TianQin is a planned space-based gravitational wave (GW) observatory consisting of three earth orbiting satellites with an orbital radius of about $10^5~{\rm km}$. The satellites will form a equilateral triangle constellation the plane of which is nearly perpendicular to the ecliptic plane. TianQin aims to detect GWs between $10^{-4}~{\rm Hz}$ and $1~{\rm Hz}$ that can be generated by a wide variety of important astrophysical and cosmological sources, including the inspiral of Galactic ultra-compact binaries, the inspiral of stellar-mass black hole binaries, extreme mass ratio inspirals, the merger of massive black hole binaries, and possibly the energetic processes in the very early universe or exotic sources such as cosmic strings. In order to start science operations around 2035, a roadmap called the 0123 plan is being used to bring the key technologies of TianQin to maturity, supported by the construction of a series of research facilities on the ground.
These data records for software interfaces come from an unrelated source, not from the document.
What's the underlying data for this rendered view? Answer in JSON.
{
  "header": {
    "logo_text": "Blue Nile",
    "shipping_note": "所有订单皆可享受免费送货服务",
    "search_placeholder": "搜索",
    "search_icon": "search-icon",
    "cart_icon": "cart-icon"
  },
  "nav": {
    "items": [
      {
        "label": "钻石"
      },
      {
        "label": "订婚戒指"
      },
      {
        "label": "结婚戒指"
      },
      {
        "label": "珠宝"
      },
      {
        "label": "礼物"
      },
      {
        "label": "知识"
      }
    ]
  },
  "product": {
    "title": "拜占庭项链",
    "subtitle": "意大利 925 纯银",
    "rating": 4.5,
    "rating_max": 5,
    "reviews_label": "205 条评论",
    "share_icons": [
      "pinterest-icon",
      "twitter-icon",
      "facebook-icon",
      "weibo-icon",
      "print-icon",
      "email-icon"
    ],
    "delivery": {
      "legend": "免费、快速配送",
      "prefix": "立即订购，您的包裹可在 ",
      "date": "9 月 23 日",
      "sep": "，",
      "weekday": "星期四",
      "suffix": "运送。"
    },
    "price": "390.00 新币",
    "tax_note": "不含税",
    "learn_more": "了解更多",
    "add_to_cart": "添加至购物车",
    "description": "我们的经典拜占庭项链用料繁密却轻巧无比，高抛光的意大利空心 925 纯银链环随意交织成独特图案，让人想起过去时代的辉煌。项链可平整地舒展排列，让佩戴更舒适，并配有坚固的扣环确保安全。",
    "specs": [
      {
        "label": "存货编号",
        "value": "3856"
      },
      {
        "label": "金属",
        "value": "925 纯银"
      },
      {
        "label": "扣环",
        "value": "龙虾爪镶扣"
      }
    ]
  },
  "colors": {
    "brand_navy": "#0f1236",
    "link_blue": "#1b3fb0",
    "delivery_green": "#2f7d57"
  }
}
Two major projects of the 0123 plan are being carried out. In this process, the team has created a new generation $17~{\rm cm}$ single-body hollow corner-cube retro-reflector which has been launched with the QueQiao satellite on 21 May 2018; a new laser ranging station equipped with a $1.2~{\rm m}$ telescope has been constructed and the station has successfully ranged to all the five retro-reflectors on the Moon; and the TianQin-1 experimental satellite has been launched on 20 December 2019 and the first round result shows that the satellite has exceeded all of its mission requirements.